• _TASK ITEM_: Your copy of the listing must be exact and must hold no images.

• _ENTRIES SUPPLIED_:
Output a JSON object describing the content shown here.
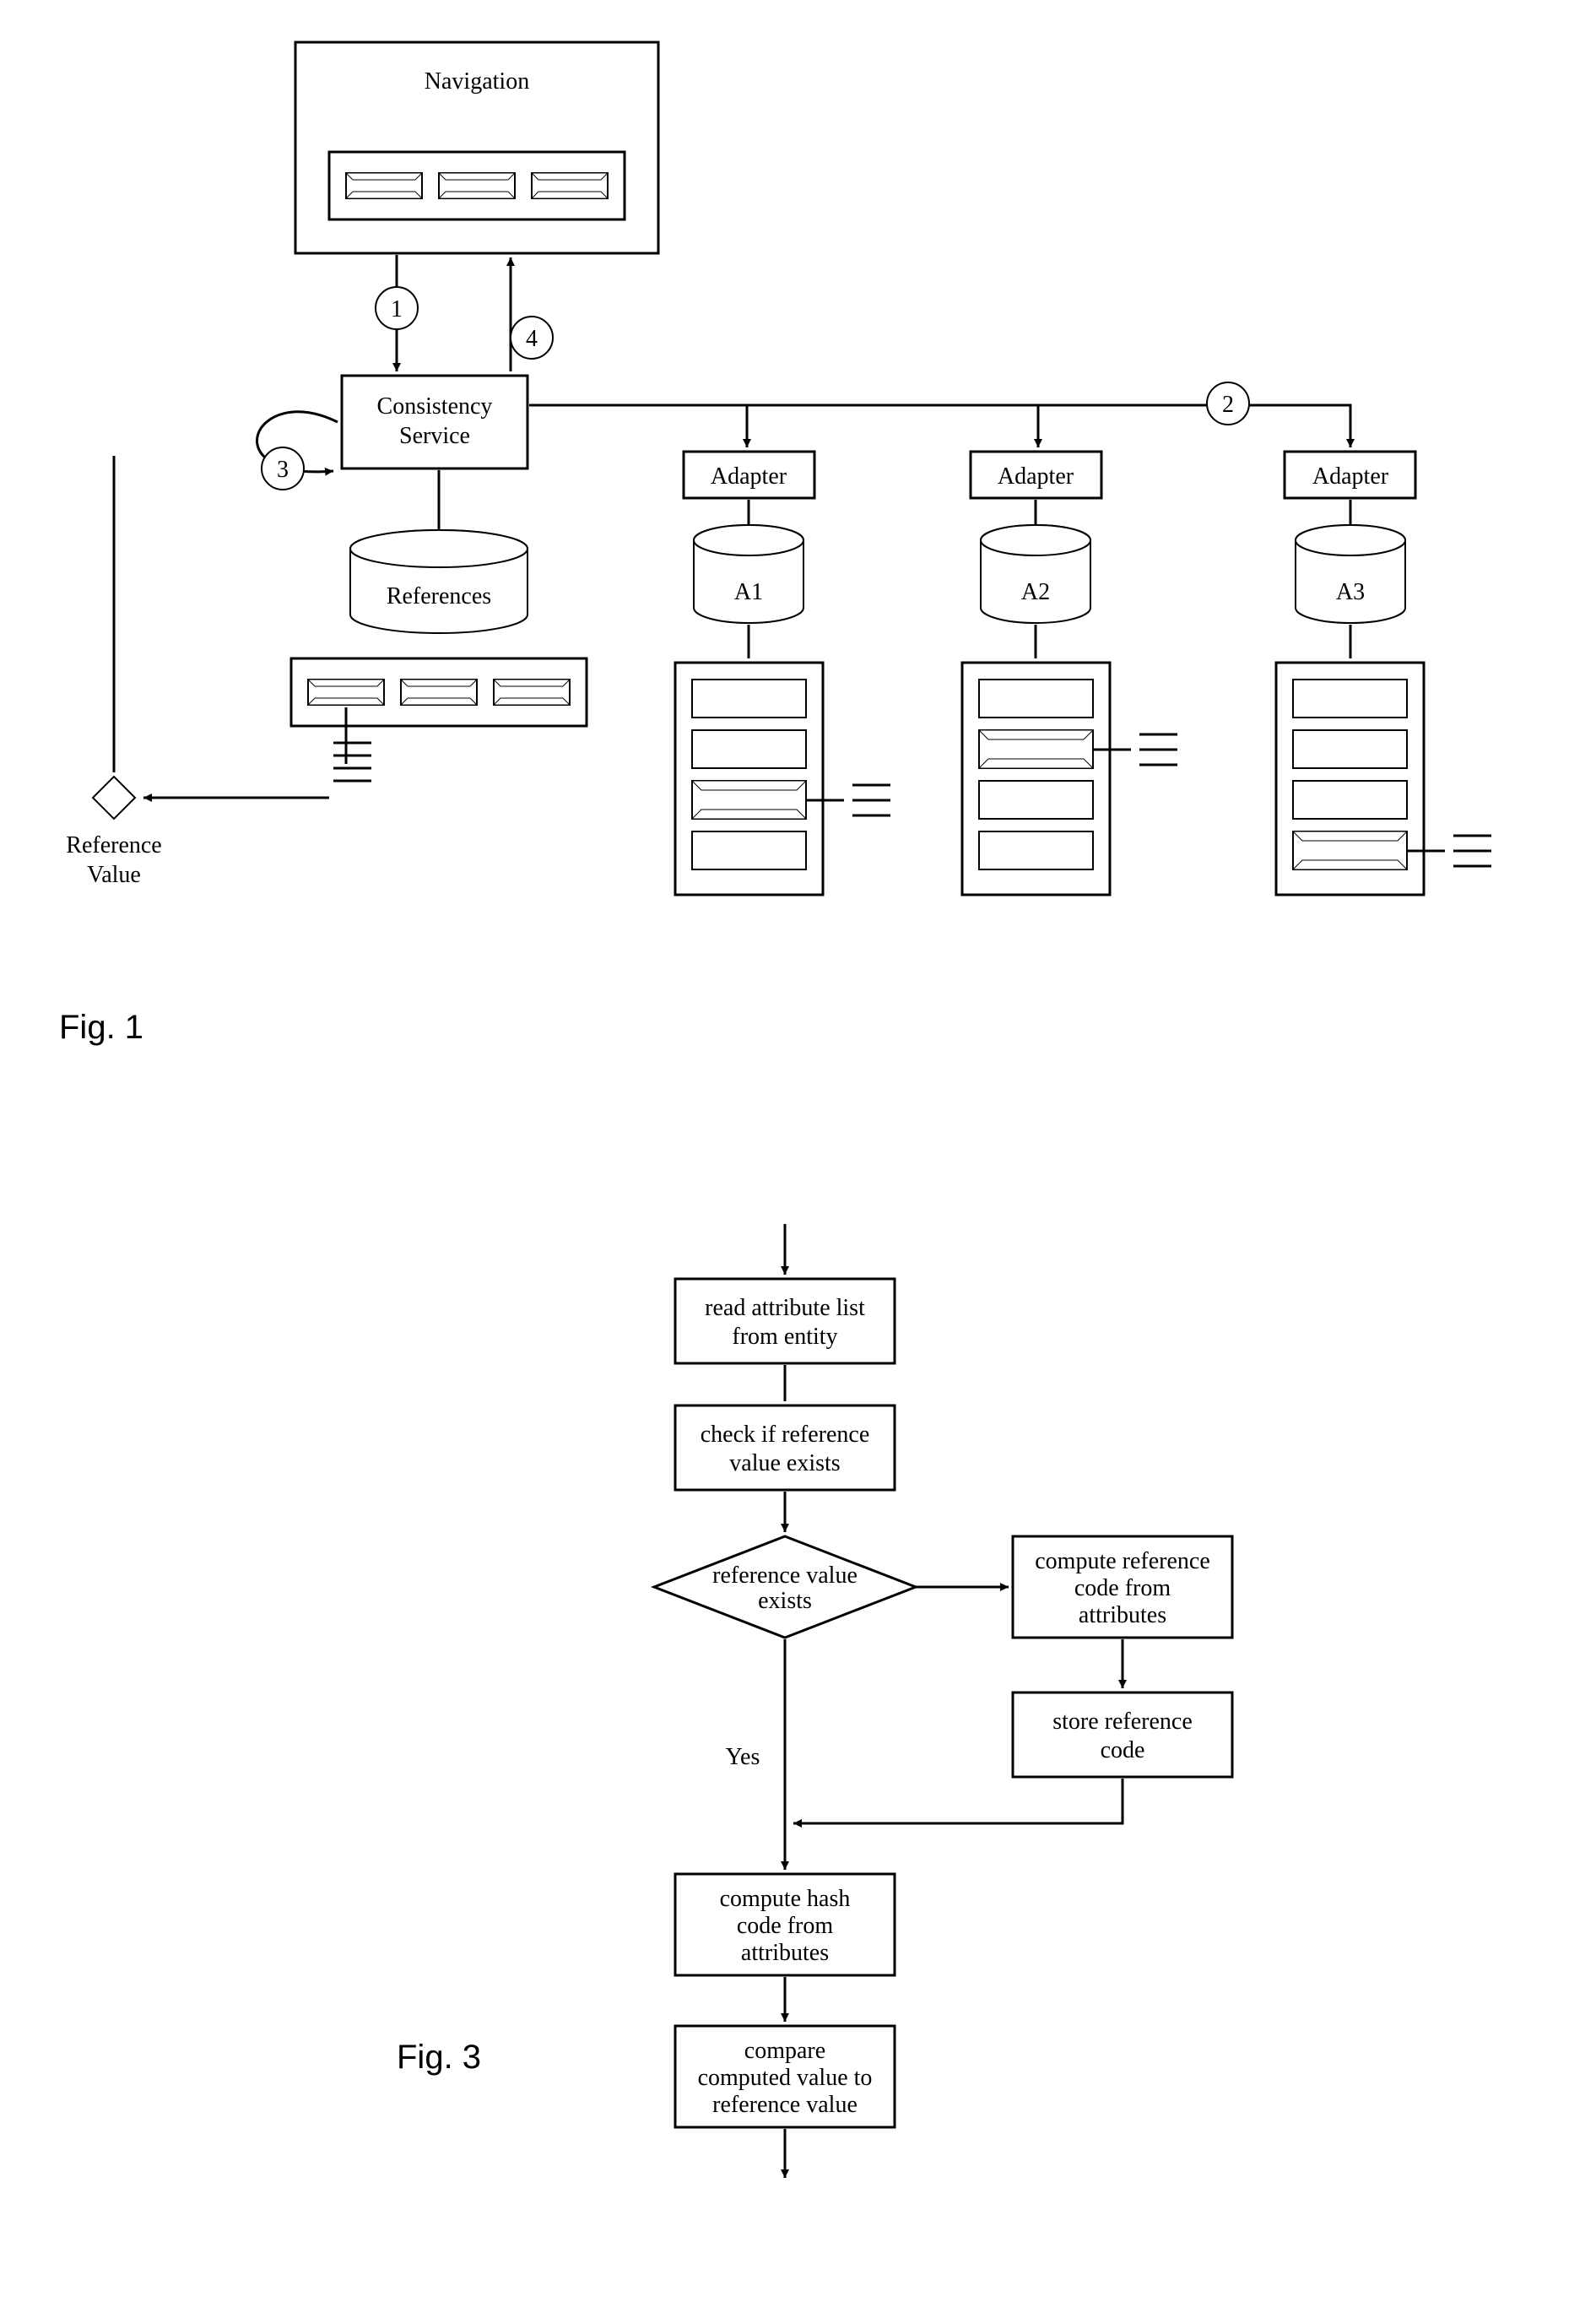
{
  "fig1": {
    "caption": "Fig. 1",
    "nav": "Navigation",
    "cs_line1": "Consistency",
    "cs_line2": "Service",
    "refs": "References",
    "refval_line1": "Reference",
    "refval_line2": "Value",
    "adapters": [
      "Adapter",
      "Adapter",
      "Adapter"
    ],
    "adapter_ids": [
      "A1",
      "A2",
      "A3"
    ],
    "step_labels": [
      "1",
      "2",
      "3",
      "4"
    ]
  },
  "fig3": {
    "caption": "Fig.  3",
    "steps": {
      "s1_l1": "read attribute list",
      "s1_l2": "from entity",
      "s2_l1": "check if reference",
      "s2_l2": "value exists",
      "dec_l1": "reference value",
      "dec_l2": "exists",
      "yes": "Yes",
      "s3_l1": "compute reference",
      "s3_l2": "code from",
      "s3_l3": "attributes",
      "s4_l1": "store reference",
      "s4_l2": "code",
      "s5_l1": "compute hash",
      "s5_l2": "code from",
      "s5_l3": "attributes",
      "s6_l1": "compare",
      "s6_l2": "computed value to",
      "s6_l3": "reference value"
    }
  }
}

• _REPLY_:
Output a JSON object describing the content shown here.
{
  "fig1": {
    "caption": "Fig. 1",
    "nav": "Navigation",
    "cs_line1": "Consistency",
    "cs_line2": "Service",
    "refs": "References",
    "refval_line1": "Reference",
    "refval_line2": "Value",
    "adapters": [
      "Adapter",
      "Adapter",
      "Adapter"
    ],
    "adapter_ids": [
      "A1",
      "A2",
      "A3"
    ],
    "step_labels": [
      "1",
      "2",
      "3",
      "4"
    ]
  },
  "fig3": {
    "caption": "Fig.  3",
    "steps": {
      "s1_l1": "read attribute list",
      "s1_l2": "from entity",
      "s2_l1": "check if reference",
      "s2_l2": "value exists",
      "dec_l1": "reference value",
      "dec_l2": "exists",
      "yes": "Yes",
      "s3_l1": "compute reference",
      "s3_l2": "code from",
      "s3_l3": "attributes",
      "s4_l1": "store reference",
      "s4_l2": "code",
      "s5_l1": "compute hash",
      "s5_l2": "code from",
      "s5_l3": "attributes",
      "s6_l1": "compare",
      "s6_l2": "computed value to",
      "s6_l3": "reference value"
    }
  }
}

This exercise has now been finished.